The Hospitality Hound knew it had found a true hospitality inn. 

Please find more information in the link below. 

Sunday, May 13, 2012

About the Hospitality Hound

The word hospitable means "promising or suggesting generous and cordial welcome; offering a pleasant or sustaining environment; readily receptive." Weary travelers, looking for a good night's sleep or a pleasant vacation, will look to the hospitality business, and the business could be comprised of a hotel, motel, inn or a bed and breakfast. Hospitality means much more than just offering a place to sleep: we feel it involves giving attention to small details during the course of a stay that truly makes it a generous and pleasant environment.
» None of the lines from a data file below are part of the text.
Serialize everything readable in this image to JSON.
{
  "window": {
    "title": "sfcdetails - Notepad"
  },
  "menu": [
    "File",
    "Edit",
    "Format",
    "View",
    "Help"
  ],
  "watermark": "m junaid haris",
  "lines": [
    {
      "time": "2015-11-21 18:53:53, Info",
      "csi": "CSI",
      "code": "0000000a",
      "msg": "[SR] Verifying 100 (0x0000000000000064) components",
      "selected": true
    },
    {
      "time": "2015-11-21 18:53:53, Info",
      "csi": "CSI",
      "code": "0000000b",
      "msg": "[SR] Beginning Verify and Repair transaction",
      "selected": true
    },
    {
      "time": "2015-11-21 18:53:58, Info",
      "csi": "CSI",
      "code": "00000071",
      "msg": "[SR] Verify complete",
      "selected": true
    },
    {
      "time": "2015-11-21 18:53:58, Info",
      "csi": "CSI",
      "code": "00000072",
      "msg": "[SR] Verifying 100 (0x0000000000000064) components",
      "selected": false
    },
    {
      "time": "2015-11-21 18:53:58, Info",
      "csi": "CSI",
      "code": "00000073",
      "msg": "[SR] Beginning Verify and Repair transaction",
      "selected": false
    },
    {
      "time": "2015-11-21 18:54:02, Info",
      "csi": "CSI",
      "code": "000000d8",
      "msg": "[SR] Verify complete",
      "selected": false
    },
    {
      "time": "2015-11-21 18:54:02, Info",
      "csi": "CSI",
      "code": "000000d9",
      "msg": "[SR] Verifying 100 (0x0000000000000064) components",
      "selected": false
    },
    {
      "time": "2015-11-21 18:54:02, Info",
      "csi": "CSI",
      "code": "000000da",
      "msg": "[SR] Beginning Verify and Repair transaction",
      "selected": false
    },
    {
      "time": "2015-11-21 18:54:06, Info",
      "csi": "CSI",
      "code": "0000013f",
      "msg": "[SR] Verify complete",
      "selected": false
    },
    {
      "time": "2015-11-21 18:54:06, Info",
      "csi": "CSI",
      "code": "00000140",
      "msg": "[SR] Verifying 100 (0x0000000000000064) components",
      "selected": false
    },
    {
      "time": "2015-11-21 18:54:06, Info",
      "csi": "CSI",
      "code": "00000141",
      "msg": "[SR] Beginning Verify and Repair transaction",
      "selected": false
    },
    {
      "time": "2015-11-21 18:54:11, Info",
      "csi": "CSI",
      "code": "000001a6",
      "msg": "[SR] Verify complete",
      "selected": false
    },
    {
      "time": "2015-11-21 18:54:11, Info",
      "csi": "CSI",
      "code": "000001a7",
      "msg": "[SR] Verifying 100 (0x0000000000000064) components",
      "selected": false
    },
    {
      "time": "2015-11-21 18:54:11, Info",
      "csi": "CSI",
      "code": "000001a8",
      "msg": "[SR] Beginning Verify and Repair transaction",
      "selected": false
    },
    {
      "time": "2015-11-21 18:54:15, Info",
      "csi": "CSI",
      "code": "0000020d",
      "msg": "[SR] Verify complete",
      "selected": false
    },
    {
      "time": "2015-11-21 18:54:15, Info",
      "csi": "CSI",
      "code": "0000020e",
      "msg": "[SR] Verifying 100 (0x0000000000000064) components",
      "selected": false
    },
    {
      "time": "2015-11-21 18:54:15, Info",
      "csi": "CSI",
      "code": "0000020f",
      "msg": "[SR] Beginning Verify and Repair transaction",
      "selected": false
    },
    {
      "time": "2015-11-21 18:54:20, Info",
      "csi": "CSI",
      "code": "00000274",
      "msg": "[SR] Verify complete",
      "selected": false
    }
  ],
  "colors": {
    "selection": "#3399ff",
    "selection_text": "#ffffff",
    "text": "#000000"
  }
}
This site will devote itself to reviews of bed and breakfasts we have found to be truly pleasant, generous with their attention and a home away from home. While this is not meant to be a negative, fault-finding and harshly critical source of information, we may make mention of an amenity we would have appreciated during the time spent away from our homes.

In the weeks to come we would love to hear from fellow travelers and your experiences of those places that truly went the extra mile to be hospitable. Thank you for your kind attention.